WHAT TO PRODUCE -> How many lines below contain the word "Harison"? Answer with that number alone.

[Page and application data records]
▽
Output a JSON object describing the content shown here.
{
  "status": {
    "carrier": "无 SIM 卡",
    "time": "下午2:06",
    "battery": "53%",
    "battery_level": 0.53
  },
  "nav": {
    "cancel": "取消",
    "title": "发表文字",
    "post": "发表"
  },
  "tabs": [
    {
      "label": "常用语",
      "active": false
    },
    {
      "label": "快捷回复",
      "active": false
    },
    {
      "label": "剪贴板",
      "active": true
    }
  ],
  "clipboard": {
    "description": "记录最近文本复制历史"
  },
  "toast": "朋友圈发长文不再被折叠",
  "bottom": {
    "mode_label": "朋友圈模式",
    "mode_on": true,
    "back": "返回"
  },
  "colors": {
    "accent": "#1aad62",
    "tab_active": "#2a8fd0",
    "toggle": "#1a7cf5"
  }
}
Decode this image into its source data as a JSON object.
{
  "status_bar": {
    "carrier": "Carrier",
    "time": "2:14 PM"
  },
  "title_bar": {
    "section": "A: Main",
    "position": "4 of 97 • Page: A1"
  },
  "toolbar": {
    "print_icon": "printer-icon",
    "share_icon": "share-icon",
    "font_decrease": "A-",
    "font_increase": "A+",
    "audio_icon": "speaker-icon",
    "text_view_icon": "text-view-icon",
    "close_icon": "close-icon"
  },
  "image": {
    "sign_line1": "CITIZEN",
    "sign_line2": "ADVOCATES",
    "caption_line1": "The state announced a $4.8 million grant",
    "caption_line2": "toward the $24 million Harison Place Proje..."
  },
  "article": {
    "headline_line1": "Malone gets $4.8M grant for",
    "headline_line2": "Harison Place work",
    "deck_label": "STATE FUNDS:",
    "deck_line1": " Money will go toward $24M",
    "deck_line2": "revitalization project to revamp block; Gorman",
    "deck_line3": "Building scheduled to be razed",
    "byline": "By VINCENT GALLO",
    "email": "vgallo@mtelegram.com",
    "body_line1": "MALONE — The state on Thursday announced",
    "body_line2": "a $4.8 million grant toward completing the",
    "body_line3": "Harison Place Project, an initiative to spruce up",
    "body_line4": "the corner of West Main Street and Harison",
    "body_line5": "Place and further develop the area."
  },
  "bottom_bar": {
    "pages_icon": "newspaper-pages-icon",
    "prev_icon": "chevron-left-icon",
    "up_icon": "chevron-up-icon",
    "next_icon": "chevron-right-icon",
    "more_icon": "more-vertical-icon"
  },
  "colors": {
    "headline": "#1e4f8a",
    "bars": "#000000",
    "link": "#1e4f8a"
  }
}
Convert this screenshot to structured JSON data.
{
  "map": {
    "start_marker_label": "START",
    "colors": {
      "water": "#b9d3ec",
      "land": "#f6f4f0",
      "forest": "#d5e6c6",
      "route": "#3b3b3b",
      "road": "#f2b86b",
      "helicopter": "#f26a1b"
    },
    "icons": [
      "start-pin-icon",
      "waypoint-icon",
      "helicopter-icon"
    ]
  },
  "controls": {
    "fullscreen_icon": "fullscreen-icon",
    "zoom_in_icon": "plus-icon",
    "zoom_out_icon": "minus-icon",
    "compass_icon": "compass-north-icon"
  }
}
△
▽
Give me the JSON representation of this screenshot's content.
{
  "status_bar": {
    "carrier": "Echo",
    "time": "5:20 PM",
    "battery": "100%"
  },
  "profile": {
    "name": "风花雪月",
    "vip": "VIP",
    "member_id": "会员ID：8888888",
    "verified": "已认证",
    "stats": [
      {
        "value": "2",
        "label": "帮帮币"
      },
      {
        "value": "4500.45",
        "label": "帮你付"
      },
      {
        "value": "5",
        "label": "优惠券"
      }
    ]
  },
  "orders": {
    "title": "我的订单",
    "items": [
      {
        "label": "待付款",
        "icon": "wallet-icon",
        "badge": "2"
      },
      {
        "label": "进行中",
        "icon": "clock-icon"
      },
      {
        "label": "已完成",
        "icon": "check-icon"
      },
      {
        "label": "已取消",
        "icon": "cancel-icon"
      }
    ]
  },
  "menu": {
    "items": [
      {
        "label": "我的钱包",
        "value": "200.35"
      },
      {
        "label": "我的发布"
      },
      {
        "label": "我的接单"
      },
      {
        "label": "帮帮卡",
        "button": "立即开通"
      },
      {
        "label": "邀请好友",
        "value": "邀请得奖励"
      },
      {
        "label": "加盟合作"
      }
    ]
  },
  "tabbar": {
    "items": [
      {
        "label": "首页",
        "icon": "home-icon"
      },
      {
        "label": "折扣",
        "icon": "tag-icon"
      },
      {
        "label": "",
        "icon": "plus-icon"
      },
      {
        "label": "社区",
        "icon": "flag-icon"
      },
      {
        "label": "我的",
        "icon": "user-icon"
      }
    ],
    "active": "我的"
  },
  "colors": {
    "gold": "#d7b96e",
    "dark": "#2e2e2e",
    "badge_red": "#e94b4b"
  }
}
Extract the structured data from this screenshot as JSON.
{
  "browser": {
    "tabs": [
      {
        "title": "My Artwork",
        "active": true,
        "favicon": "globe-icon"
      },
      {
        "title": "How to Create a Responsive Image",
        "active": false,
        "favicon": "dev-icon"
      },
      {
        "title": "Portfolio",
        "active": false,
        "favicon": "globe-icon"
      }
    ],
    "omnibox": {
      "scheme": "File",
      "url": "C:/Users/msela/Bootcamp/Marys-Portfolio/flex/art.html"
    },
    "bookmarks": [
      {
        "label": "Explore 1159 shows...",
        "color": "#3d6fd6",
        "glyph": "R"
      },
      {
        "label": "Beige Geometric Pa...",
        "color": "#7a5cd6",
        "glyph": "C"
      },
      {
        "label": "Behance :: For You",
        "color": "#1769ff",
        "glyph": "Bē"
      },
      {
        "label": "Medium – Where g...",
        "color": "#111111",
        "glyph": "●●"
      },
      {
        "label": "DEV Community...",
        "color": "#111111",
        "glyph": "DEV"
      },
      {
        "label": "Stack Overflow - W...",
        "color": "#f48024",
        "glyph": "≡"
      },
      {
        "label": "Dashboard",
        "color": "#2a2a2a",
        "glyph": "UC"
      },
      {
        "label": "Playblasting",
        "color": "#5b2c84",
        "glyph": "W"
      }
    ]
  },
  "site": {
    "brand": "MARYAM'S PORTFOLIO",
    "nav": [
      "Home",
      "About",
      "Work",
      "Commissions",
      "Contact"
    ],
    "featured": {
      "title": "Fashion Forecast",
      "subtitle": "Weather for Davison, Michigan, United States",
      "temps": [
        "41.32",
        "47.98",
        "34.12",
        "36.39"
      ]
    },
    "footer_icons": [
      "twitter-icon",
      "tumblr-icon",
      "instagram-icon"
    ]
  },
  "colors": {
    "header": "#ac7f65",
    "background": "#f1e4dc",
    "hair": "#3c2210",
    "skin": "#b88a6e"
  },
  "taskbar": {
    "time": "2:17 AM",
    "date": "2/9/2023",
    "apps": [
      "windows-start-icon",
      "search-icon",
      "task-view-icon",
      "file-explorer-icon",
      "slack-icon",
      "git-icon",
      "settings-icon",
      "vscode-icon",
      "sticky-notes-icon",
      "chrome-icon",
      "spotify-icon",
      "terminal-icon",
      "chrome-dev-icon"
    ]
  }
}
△
FINISHED EXERCISE -> 4